    In the quietness of the morning driving instructors are directing young women in the fine arts of four-wheel manoeuvre down these compact closes. As one learner struggles with a standing-start she's embarrassed by the gaze of an onlooker sitting outside with his granddaughter on his knee.

    Further on is a place of fire. At the estate's edge empty properties have boarded doors and blackened roofs; behind a shed the carcasses of perhaps a hundred used fireworks: bangers, mainly. Where the air is all bird song and dog-barks just now, it has often sparked, crackled and burned. Graffiti: 'PORGE', 'FUCK THE PLOD'.

    Emerging from behind a little chapel onto a busy road, I know now why Altcross Road is so named. I hurry over to the river's northern bank, avoiding a speeding bus, and continue on past a Day Care centre where every available entrance is barred with iron and steel. Down Unicorn Road the houses gleam in their newness and smells of burning building-site waste and fresh-lain tarmac fill the air. This is Croxteth-aspirational. Outside one starter home a monster SUV displays the numberplate D4VE B.

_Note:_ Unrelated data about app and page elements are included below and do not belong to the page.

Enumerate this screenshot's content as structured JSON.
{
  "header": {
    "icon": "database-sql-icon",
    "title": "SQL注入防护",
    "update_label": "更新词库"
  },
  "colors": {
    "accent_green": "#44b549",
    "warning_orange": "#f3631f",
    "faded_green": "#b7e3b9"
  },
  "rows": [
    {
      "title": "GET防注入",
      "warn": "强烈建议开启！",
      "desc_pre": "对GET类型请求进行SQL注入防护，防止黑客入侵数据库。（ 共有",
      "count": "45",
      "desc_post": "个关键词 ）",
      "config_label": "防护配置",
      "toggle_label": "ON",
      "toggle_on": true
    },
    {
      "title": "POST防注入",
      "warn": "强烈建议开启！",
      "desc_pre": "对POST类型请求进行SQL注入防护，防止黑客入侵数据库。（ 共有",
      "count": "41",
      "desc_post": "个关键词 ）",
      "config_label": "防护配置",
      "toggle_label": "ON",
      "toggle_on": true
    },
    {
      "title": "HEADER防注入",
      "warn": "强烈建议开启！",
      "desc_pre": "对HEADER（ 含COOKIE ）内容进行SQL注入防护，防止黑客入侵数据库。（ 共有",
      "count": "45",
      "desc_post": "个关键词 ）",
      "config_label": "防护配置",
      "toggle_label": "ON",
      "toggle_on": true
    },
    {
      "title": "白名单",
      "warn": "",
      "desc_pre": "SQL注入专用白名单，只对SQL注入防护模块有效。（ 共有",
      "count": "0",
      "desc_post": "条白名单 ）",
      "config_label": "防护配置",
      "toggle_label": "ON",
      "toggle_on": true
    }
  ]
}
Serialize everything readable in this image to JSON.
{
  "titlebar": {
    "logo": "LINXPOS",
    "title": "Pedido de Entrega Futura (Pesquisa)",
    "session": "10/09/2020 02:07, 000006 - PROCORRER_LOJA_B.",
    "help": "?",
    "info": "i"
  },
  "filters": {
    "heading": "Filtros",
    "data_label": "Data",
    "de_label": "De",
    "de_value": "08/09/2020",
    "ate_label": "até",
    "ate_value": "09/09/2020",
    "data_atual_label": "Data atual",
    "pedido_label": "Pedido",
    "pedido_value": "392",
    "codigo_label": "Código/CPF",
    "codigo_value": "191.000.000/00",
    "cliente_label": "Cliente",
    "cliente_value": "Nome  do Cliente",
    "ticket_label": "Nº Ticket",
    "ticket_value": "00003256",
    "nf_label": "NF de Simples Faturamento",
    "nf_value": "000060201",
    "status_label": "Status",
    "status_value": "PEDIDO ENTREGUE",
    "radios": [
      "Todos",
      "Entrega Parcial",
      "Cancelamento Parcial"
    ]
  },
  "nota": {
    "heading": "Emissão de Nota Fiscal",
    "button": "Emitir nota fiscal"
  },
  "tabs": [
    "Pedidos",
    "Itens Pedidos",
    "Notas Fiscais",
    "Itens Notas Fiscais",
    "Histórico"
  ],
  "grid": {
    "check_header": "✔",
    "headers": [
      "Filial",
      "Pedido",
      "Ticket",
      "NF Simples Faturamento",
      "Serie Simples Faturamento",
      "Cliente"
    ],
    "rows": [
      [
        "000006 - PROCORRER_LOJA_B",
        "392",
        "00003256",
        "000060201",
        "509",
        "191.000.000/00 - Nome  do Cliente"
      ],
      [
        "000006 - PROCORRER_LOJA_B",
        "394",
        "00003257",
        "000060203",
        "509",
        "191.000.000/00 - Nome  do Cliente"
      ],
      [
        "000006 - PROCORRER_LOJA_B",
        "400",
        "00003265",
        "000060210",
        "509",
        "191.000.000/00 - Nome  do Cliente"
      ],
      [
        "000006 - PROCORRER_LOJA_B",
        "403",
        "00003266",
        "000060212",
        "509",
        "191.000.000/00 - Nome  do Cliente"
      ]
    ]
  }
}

    Alt Park is a patch of green peppered with black metallic benches all scratched silver with teenage tags. From that vantage point, the land opens up: the vast Alt Valley punctured by two massive public buildings - Fazakerley Hospital to the north-west, Croxteth Community Comprehensive behind to the north.

    This is - literally - the home straight. Leaving the river behind for a walk up two adjoining avenues. First Storrington where drivers who have mastered the speed bumps rag along at 40 without discomfort. It is a long shallow rise up to Lowerhouse Lane, and partway along the view becomes almost regal: Utting Avenue, a road which stretches on a distance into the city's inner districts, is tree lined and glimmering in the late-morning sun. Where these two avenues meet, the Western Approaches pub marks a boundary. You do feel it here: it was all fields one, where you've just been.

    And this route seems very much an approach. From skirting the tiny river at the conurbation's edge we've turned now, to face the massive Mersey with all its symbolic and - still - commercial significance.

    "You shall return, every one of you, to your property. ... You shall not cheat one another, but you shall fear your God; for I am the LORD your God."

    As I near my front gate, behind me it seems like bells are ringing in time with someone's footsteps. I glance to see it is a young woman returning from the shops. Not unusually for this place and time of day she is wearing just pyjamas. I can't work out what she's carrying which makes her musical, and I decide not to stop to ask her as I don't want to risk a slapping before lunchtime.